* **Excerpted data**
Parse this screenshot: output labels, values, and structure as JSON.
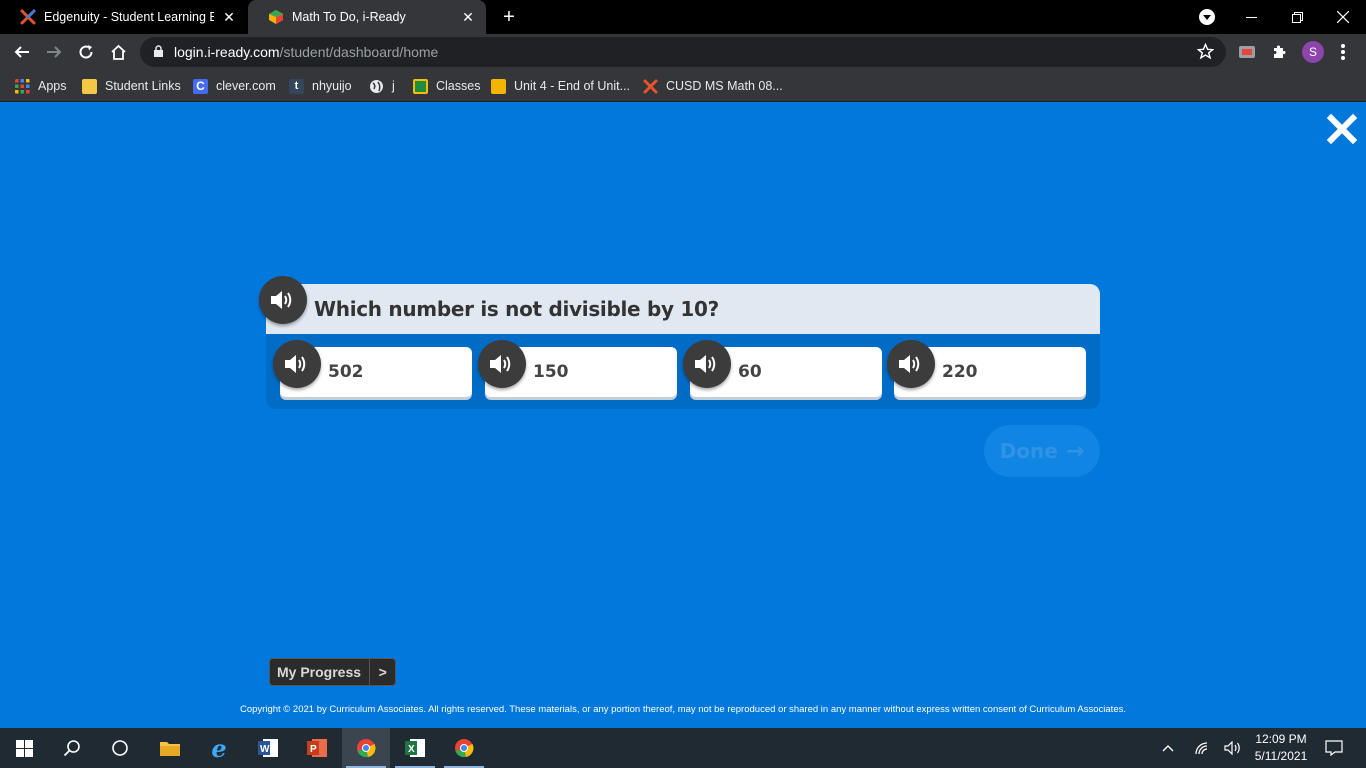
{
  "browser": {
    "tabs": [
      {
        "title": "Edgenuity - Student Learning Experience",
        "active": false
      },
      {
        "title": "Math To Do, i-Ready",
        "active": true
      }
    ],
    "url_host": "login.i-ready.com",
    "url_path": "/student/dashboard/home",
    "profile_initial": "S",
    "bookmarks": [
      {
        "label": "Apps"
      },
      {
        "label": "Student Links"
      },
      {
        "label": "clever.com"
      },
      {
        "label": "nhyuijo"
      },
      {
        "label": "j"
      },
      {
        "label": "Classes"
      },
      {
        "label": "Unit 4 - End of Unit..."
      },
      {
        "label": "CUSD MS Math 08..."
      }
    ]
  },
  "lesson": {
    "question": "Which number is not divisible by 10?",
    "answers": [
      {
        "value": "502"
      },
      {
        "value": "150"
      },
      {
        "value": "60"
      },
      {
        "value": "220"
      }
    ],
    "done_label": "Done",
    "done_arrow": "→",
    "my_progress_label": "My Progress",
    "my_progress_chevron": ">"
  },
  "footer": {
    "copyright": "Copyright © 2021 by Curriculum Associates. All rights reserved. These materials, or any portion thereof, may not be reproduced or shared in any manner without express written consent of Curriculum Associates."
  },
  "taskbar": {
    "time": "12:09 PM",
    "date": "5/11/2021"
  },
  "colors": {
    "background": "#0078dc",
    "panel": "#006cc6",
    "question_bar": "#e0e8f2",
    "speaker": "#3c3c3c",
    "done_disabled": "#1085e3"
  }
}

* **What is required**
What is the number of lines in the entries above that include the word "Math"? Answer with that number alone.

* **Result**
2